Population. The estimated population of the Amish of North America (adults and children) as of May 2015 is 300,000. This is an increase of approximately 9,900 since 2014, a growth rate of 3.4 percent. For a comparison of 2015 to 2010 population data, see Population Change 2010-2015 tables. (For earlier population data and growth rates, see Population Change 1992-2013 tables and Population Change 2008-2013 tables.)
States. Amish communities are located in 31 states and 2 Canadian provinces. In 2015 the Amish established settlements in one new state (Vermont) and one new province (New Brunswick).
Settlements. During the past year, 21 new settlements (geographical communities) have been established (480 settlements existed in 2014; 501 settlements in 2015). New settlements are typically small, with only a few families in a single church district (congregation). Fifty-two percent of all Amish settlements contain only 1 church district. Older settlements such as those in the Holmes County, Ohio, and Lancaster, Pennsylvania, areas contain more than 200 districts. Larger settlements may have several different subgroups whereas smaller ones typically have just one subgroup.
Districts. The number of districts (congregations), each of which generally consists of 20 to 40 families, grew from 2,119 in 2014 to 2,193 in 2015, an increase of 74 in the 12-month period. Approximately 12 percent of all districts are the only district in their settlement.
Big Three States. Historically, Ohio, Pennsylvania, and Indiana have claimed about two-thirds of the North American Amish population. That trend continues this year: 63 percent of the total Amish population lives in those three states.
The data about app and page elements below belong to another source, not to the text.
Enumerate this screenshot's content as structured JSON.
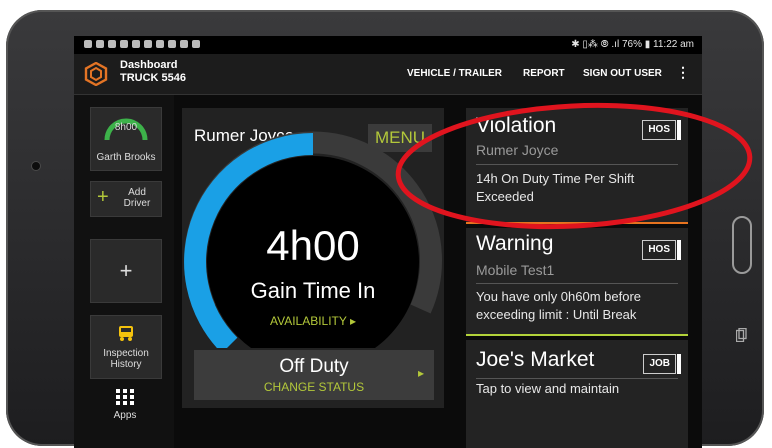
{
  "statusbar": {
    "right_text": "✱ ▯⁂ ⦾ .ıl 76% ▮ 11:22 am"
  },
  "appbar": {
    "title": "Dashboard",
    "subtitle": "TRUCK 5546",
    "nav": [
      "VEHICLE / TRAILER",
      "REPORT",
      "SIGN OUT USER"
    ],
    "more": "⋮"
  },
  "left": {
    "driver_time": "8h00",
    "driver_name": "Garth Brooks",
    "add_driver": "Add Driver",
    "plus": "+",
    "inspection_label": "Inspection History",
    "apps_label": "Apps"
  },
  "main": {
    "driver_name": "Rumer Joyce",
    "menu_label": "MENU",
    "gauge_time": "4h00",
    "gauge_subtitle": "Gain Time In",
    "availability": "AVAILABILITY ▸",
    "gauge_level": 0.5,
    "status": "Off Duty",
    "change_status": "CHANGE STATUS",
    "arrow": "▸"
  },
  "cards": [
    {
      "title": "Violation",
      "tag": "HOS",
      "sub": "Rumer Joyce",
      "body": "14h On Duty Time Per Shift Exceeded",
      "accent": "#e6731f"
    },
    {
      "title": "Warning",
      "tag": "HOS",
      "sub": "Mobile Test1",
      "body": "You have only 0h60m before exceeding limit : Until Break",
      "accent": "#b3d33a"
    },
    {
      "title": "Joe's Market",
      "tag": "JOB",
      "sub": "",
      "body": "Tap to view and maintain"
    }
  ],
  "colors": {
    "gauge_blue": "#1aa0e6",
    "gauge_track": "#3a3a3a",
    "accent_green": "#b3c83a",
    "annotation_red": "#e0141e",
    "logo_orange": "#e37425"
  }
}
Reasons for Population Growth. The primary forces driving the growth are sizeable nuclear families (five or more children on average) and an average retention rate (Amish children who join the church as young adults) of 85 percent or more. A few outsiders occasionally join the Amish, but the bulk of the growth is from within the Amish community.
Reasons for New Settlement Growth. The Amish establish new settlements in states that already have Amish communities as well as in “new” states for a variety of reasons that may include: (1) fertile farmland at reasonable prices, (2) non-farm work in specialized occupations, (3) rural isolation that supports their traditional, family-based lifestyle, (4) social and physical environments (climate, governments, services, economy) conducive to their way of life, (5) proximity to family or other similar Amish church groups, and (6) as a way to resolve church or leadership conflicts.
Notes: Settlement and district statistics were updated as of May 2015, with the exception of Vermont, where a new settlement began in June. Population figures (which include adults and children) are estimates calculated by using state-sensitive averages of the estimated number of people per church district. The number of people per district varies by region, community, affiliation, and age of the district. Thus the actual number of people in a specific district or state may be higher or lower than the estimates. The national composite average per district is 137. The data includes all Amish groups (Old Order and New Order) that use horse-and-buggy transportation, but excludes car-driving groups such as the Beachy Amish and Amish Mennonites.
Sources: Raber’s Almanac, reports by correspondents in Amish publications, the annual migration report in the Diary, state and regional settlement directories, regional newsletters, and informants in various settlements.
To cite this page: “Amish Population Profile 2015.” Young Center for Anabaptist and Pietist Studies, Elizabethtown College. http://groups.etown.edu/amishstudies/statistics/amish-population-profile-2015.